Check every line in the listing below for "JSON". Copy the ones where it occurs.

» **Recorded data**:
•••

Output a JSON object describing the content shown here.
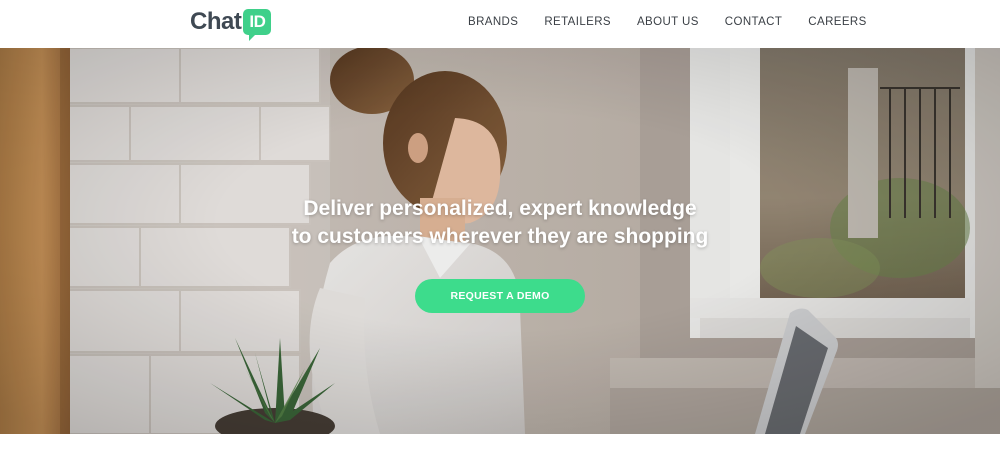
{
  "brand": {
    "logo_text": "Chat",
    "logo_badge": "ID",
    "accent_color": "#3fd08a"
  },
  "nav": {
    "items": [
      {
        "label": "BRANDS"
      },
      {
        "label": "RETAILERS"
      },
      {
        "label": "ABOUT US"
      },
      {
        "label": "CONTACT"
      },
      {
        "label": "CAREERS"
      }
    ]
  },
  "hero": {
    "headline_line1": "Deliver personalized, expert knowledge",
    "headline_line2": "to customers wherever they are shopping",
    "cta_label": "REQUEST A DEMO",
    "cta_color": "#3ddc8c"
  }
}
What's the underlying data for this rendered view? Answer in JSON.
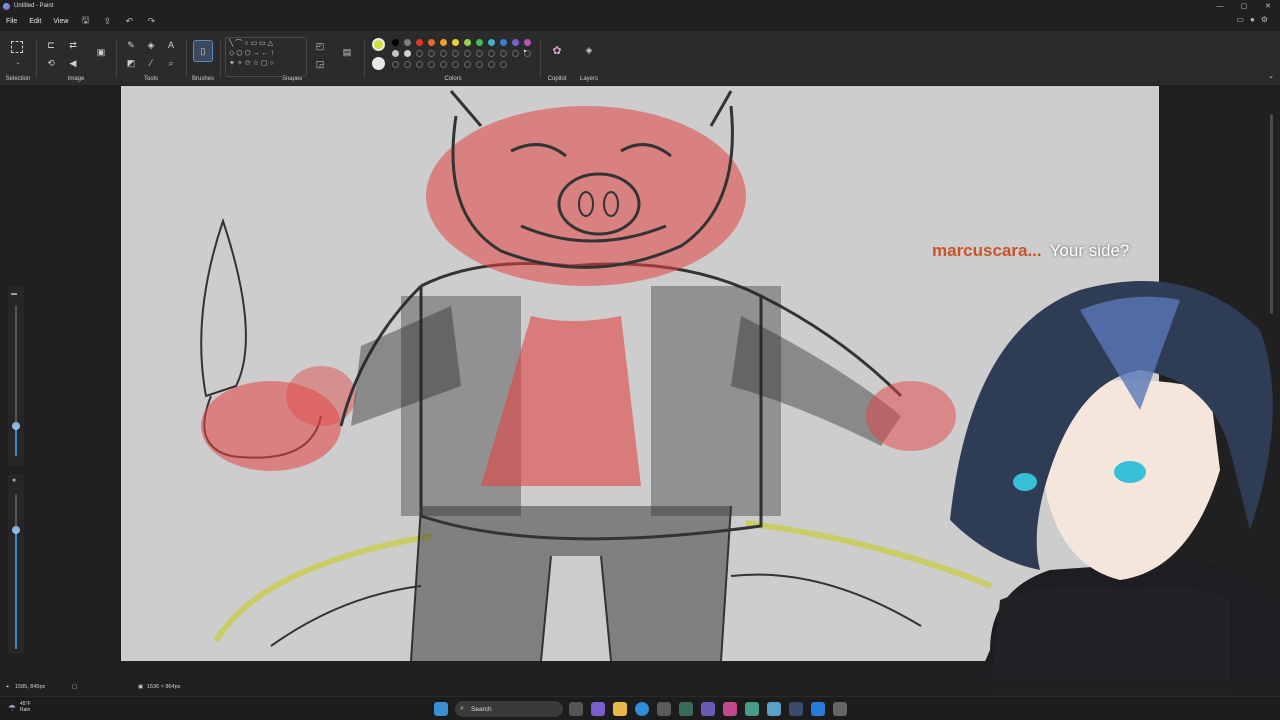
{
  "window": {
    "title": "Untitled - Paint",
    "controls": [
      "—",
      "▢",
      "✕"
    ]
  },
  "menu": {
    "file": "File",
    "edit": "Edit",
    "view": "View"
  },
  "ribbon": {
    "groups": {
      "selection": "Selection",
      "image": "Image",
      "tools": "Tools",
      "brushes": "Brushes",
      "shapes": "Shapes",
      "colors": "Colors",
      "copilot": "Copilot",
      "layers": "Layers"
    },
    "shapes_glyphs": "╲⌒○▭▭△\n◇⬠⬡→←↑\n✦✧✩☆▢○",
    "colors_row1": [
      "#000000",
      "#7f7f7f",
      "#e6352b",
      "#e86a2b",
      "#f0a030",
      "#e8d435",
      "#9bd14a",
      "#3fbf5a",
      "#3fb6c6",
      "#3c7fd8",
      "#7b5dd0",
      "#c04fc0"
    ],
    "colors_row2_filled": [
      "#c3c3c3",
      "#d0d0d0"
    ],
    "active_color_1": "#d4e03a",
    "active_color_2": "#e8e8e8"
  },
  "status": {
    "cursor_pos": "1585, 845px",
    "canvas_size": "1536 × 864px"
  },
  "taskbar": {
    "weather_temp": "45°F",
    "weather_desc": "Rain",
    "search_placeholder": "Search"
  },
  "stream_overlay": {
    "chat_user": "marcuscara...",
    "chat_message": "Your side?"
  }
}
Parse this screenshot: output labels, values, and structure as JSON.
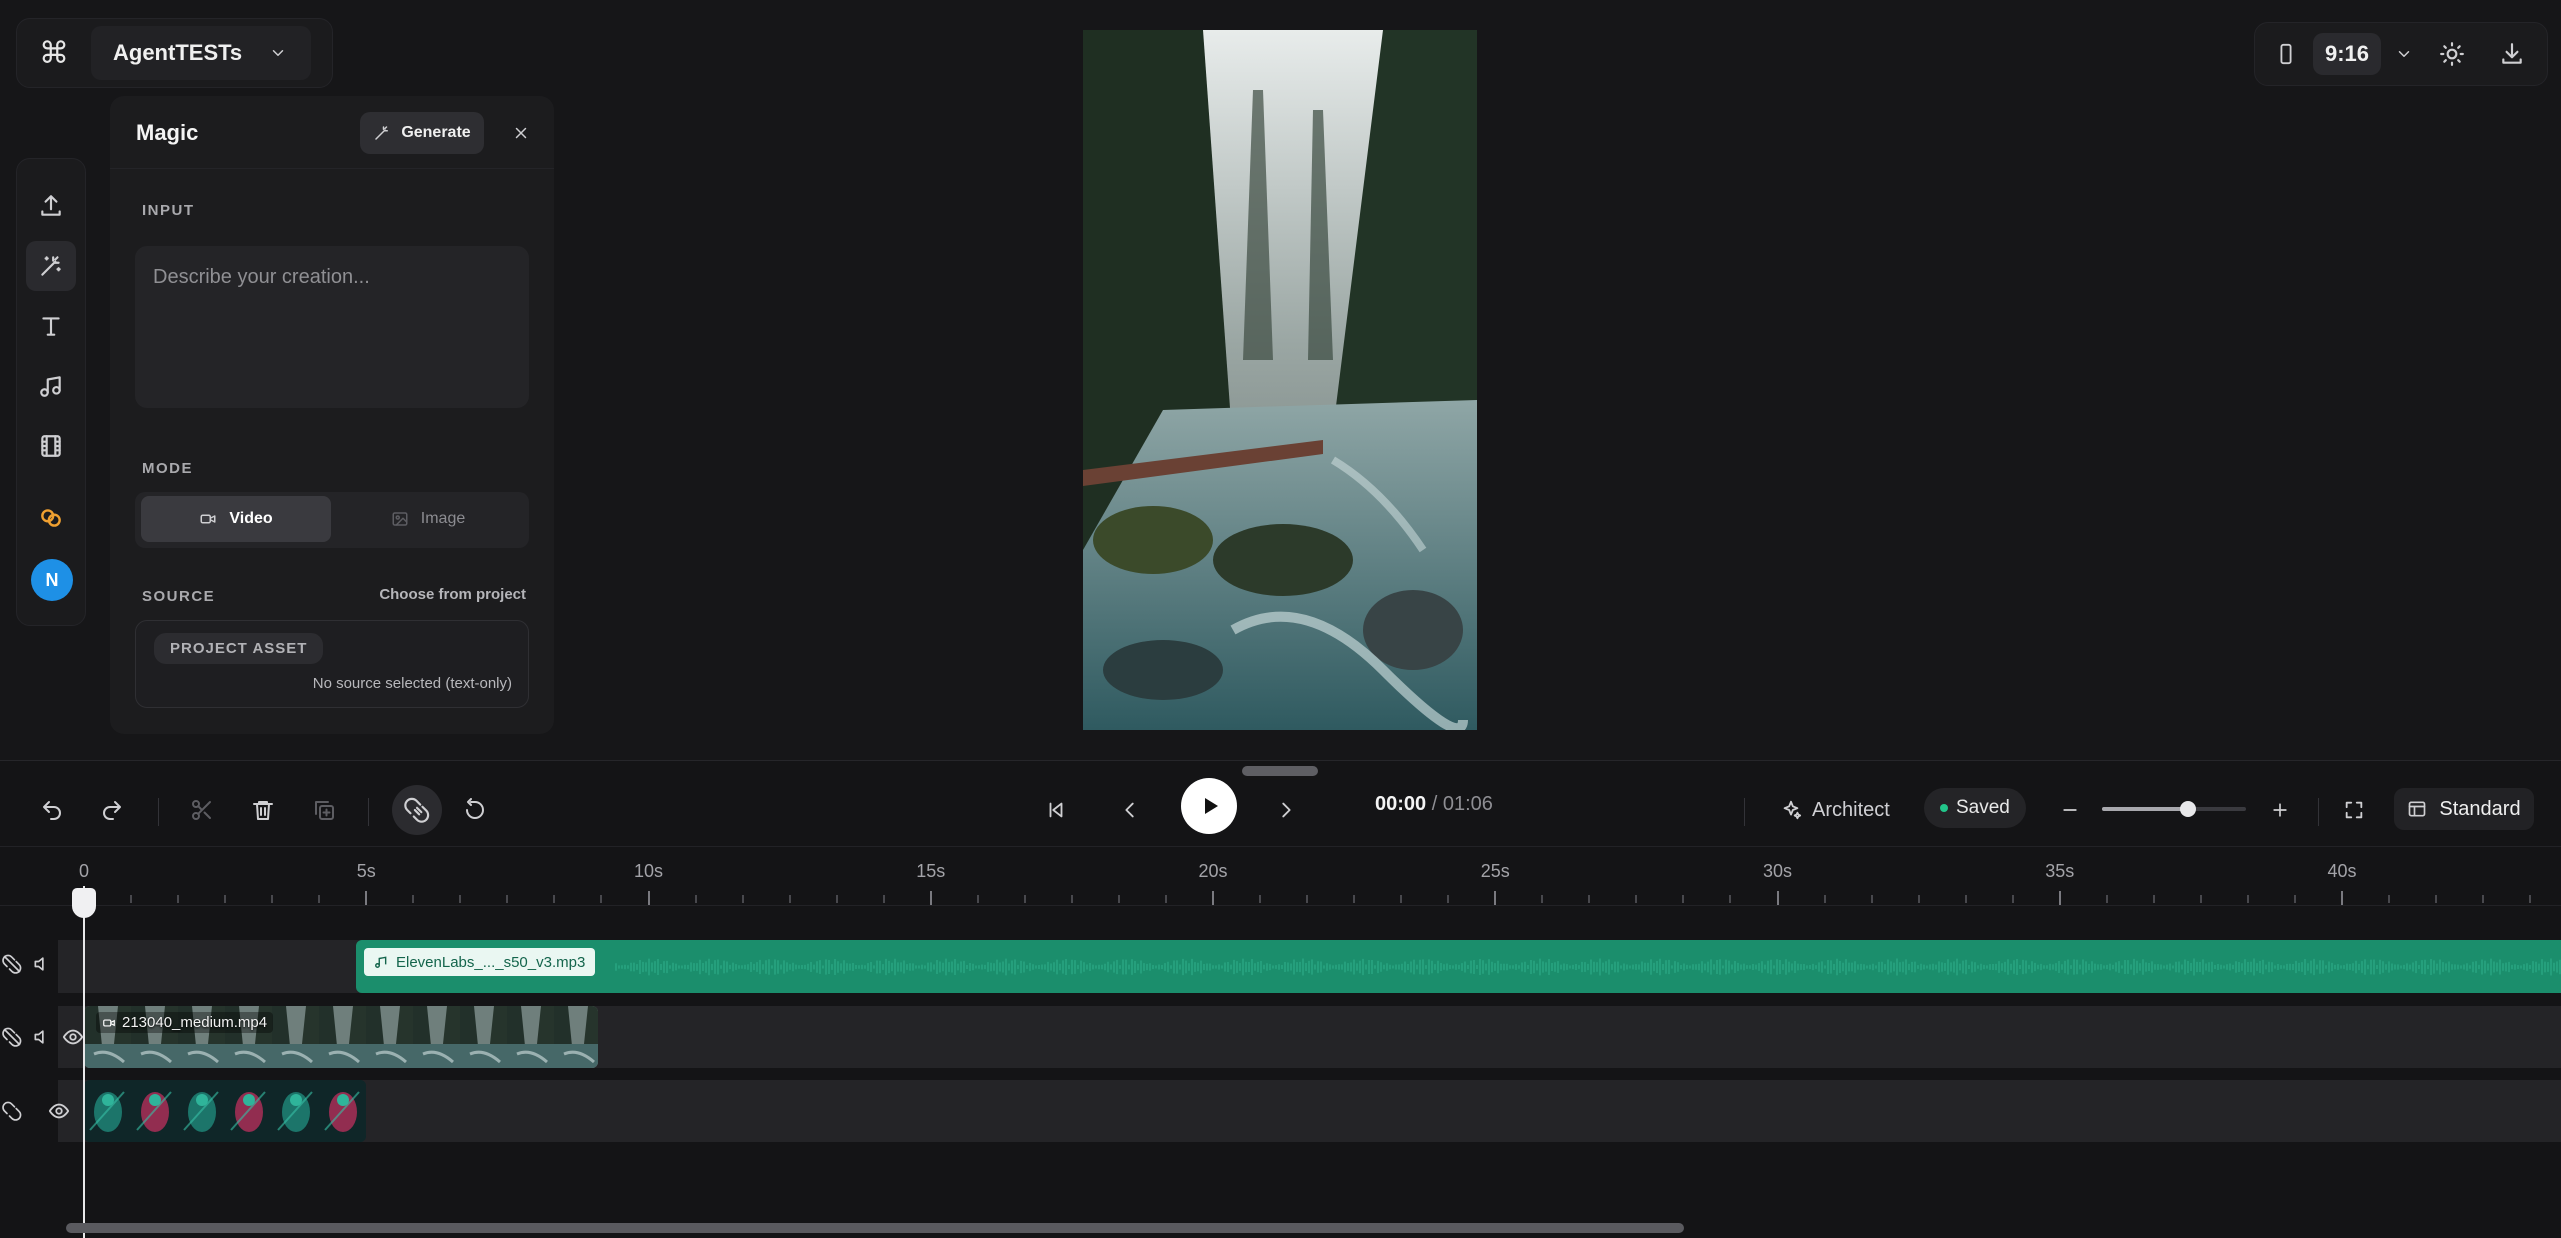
{
  "header": {
    "project_name": "AgentTESTs",
    "aspect_ratio": "9:16"
  },
  "icons": {
    "command": "command-icon",
    "upload": "upload-icon",
    "magic": "magic-wand-icon",
    "text": "text-icon",
    "music": "music-note-icon",
    "film": "film-icon",
    "link": "link-icon",
    "phone": "phone-icon",
    "sun": "sun-icon",
    "download": "download-icon"
  },
  "user": {
    "avatar_initial": "N"
  },
  "magic_panel": {
    "title": "Magic",
    "generate_label": "Generate",
    "input_label": "INPUT",
    "prompt_placeholder": "Describe your creation...",
    "mode_label": "MODE",
    "mode_video": "Video",
    "mode_image": "Image",
    "mode_selected": "Video",
    "source_label": "SOURCE",
    "choose_from_project": "Choose from project",
    "project_asset_badge": "PROJECT ASSET",
    "no_source_text": "No source selected (text-only)"
  },
  "player": {
    "current_time": "00:00",
    "separator": "/",
    "total_time": "01:06",
    "architect_label": "Architect",
    "saved_label": "Saved",
    "zoom_level": 0.6,
    "view_mode": "Standard"
  },
  "ruler": {
    "labels": [
      "0",
      "5s",
      "10s",
      "15s",
      "20s",
      "25s",
      "30s",
      "35s",
      "40s"
    ]
  },
  "tracks": {
    "audio_clip": "ElevenLabs_..._s50_v3.mp3",
    "video_clip": "213040_medium.mp4"
  },
  "colors": {
    "audio_clip": "#1b8e6c",
    "saved_dot": "#22c58a",
    "avatar": "#1e90e6",
    "link_icon": "#f0a030"
  }
}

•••

» **Your solution**:
Output a JSON object describing the content shown here.
What's the underlying data for this rendered view? Answer in JSON.
Parse this screenshot: output labels, values, and structure as JSON.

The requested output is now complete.